MATERIAL FOR THIS TASK:

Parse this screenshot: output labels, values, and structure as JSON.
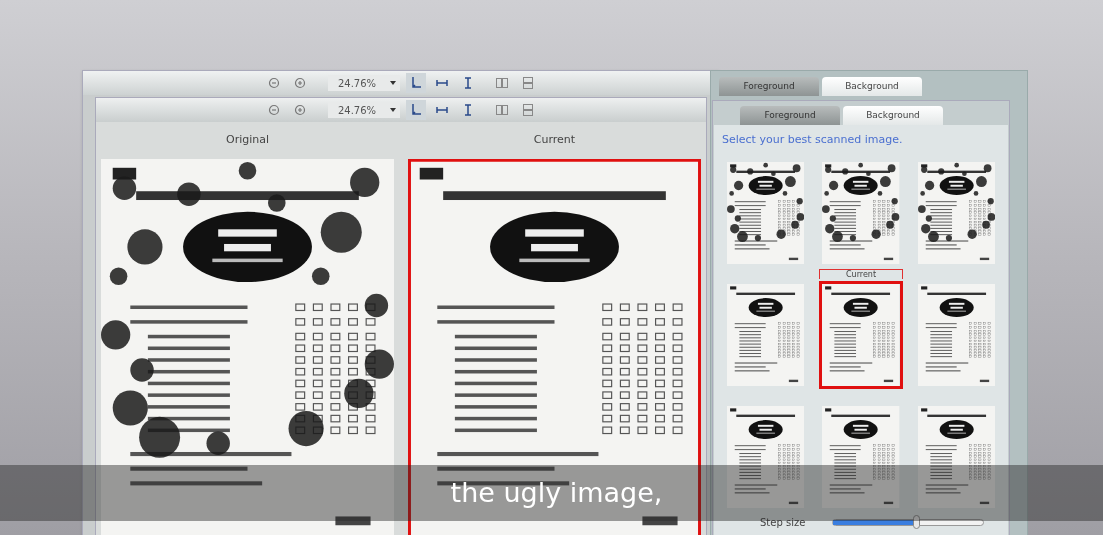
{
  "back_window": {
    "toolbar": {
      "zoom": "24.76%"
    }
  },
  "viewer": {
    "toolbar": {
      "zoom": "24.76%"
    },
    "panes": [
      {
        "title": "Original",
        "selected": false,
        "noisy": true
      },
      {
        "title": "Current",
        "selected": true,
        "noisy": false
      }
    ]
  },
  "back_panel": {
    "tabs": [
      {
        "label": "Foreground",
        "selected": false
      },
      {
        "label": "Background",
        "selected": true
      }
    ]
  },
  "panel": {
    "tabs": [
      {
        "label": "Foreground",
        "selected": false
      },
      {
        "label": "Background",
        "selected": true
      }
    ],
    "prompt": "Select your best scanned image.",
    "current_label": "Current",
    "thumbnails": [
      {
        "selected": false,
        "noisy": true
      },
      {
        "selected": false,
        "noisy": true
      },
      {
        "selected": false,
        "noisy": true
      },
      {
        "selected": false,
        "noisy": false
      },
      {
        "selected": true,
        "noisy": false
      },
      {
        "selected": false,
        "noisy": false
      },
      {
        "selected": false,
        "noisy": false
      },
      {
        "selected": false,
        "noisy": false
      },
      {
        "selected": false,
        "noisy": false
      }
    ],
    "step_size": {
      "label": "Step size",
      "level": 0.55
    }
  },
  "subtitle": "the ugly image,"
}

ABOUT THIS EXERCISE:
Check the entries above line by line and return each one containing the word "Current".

TASK ANSWER:
        "title": "Current",
    "current_label": "Current",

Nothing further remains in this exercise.